- [What is needed]:
To complete this task, print all the data below exactly but leave out the images.

____

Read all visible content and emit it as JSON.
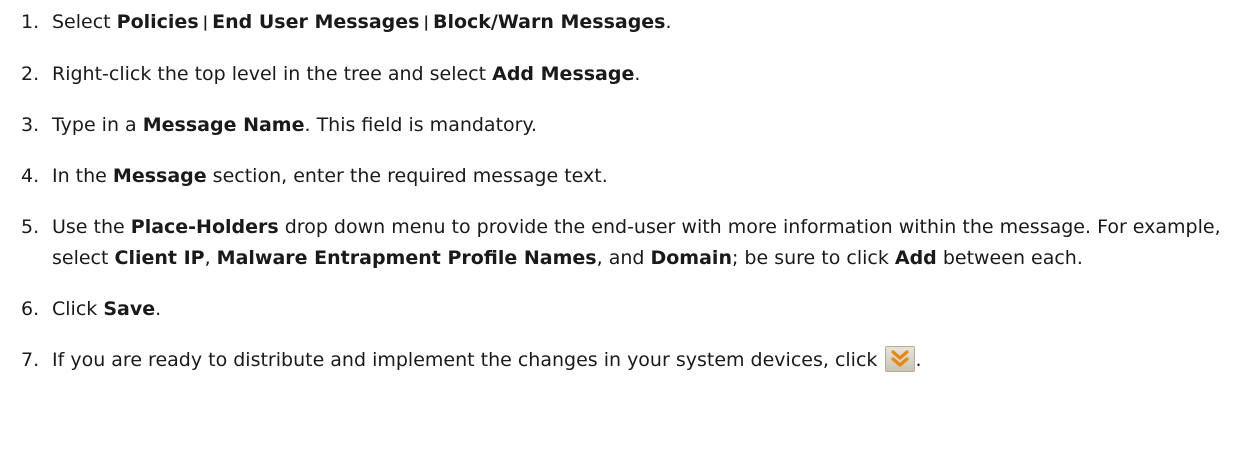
{
  "steps": [
    {
      "num": "1.",
      "t1": "Select ",
      "b1": "Policies",
      "sep1": "|",
      "b2": "End User Messages",
      "sep2": "|",
      "b3": "Block/Warn Messages",
      "t2": "."
    },
    {
      "num": "2.",
      "t1": "Right-click the top level in the tree and select ",
      "b1": "Add Message",
      "t2": "."
    },
    {
      "num": "3.",
      "t1": "Type in a ",
      "b1": "Message Name",
      "t2": ". This field is mandatory."
    },
    {
      "num": "4.",
      "t1": "In the ",
      "b1": "Message",
      "t2": " section, enter the required message text."
    },
    {
      "num": "5.",
      "t1": "Use the ",
      "b1": "Place-Holders",
      "t2": " drop down menu to provide the end-user with more information within the message. For example, select ",
      "b2": "Client IP",
      "t3": ", ",
      "b3": "Malware Entrapment Profile Names",
      "t4": ", and ",
      "b4": "Domain",
      "t5": "; be sure to click ",
      "b5": "Add",
      "t6": " between each."
    },
    {
      "num": "6.",
      "t1": "Click ",
      "b1": "Save",
      "t2": "."
    },
    {
      "num": "7.",
      "t1": "If you are ready to distribute and implement the changes in your system devices, click ",
      "icon": "deploy-changes-icon",
      "t2": "."
    }
  ],
  "colors": {
    "text": "#1a1a1a",
    "icon_chevron": "#e8870f",
    "icon_background": "#d8d4c6"
  }
}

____

- [Solution to the problem]:
Read all visible content and emit it as JSON.
{
  "steps": [
    {
      "num": "1.",
      "t1": "Select ",
      "b1": "Policies",
      "sep1": "|",
      "b2": "End User Messages",
      "sep2": "|",
      "b3": "Block/Warn Messages",
      "t2": "."
    },
    {
      "num": "2.",
      "t1": "Right-click the top level in the tree and select ",
      "b1": "Add Message",
      "t2": "."
    },
    {
      "num": "3.",
      "t1": "Type in a ",
      "b1": "Message Name",
      "t2": ". This field is mandatory."
    },
    {
      "num": "4.",
      "t1": "In the ",
      "b1": "Message",
      "t2": " section, enter the required message text."
    },
    {
      "num": "5.",
      "t1": "Use the ",
      "b1": "Place-Holders",
      "t2": " drop down menu to provide the end-user with more information within the message. For example, select ",
      "b2": "Client IP",
      "t3": ", ",
      "b3": "Malware Entrapment Profile Names",
      "t4": ", and ",
      "b4": "Domain",
      "t5": "; be sure to click ",
      "b5": "Add",
      "t6": " between each."
    },
    {
      "num": "6.",
      "t1": "Click ",
      "b1": "Save",
      "t2": "."
    },
    {
      "num": "7.",
      "t1": "If you are ready to distribute and implement the changes in your system devices, click ",
      "icon": "deploy-changes-icon",
      "t2": "."
    }
  ],
  "colors": {
    "text": "#1a1a1a",
    "icon_chevron": "#e8870f",
    "icon_background": "#d8d4c6"
  }
}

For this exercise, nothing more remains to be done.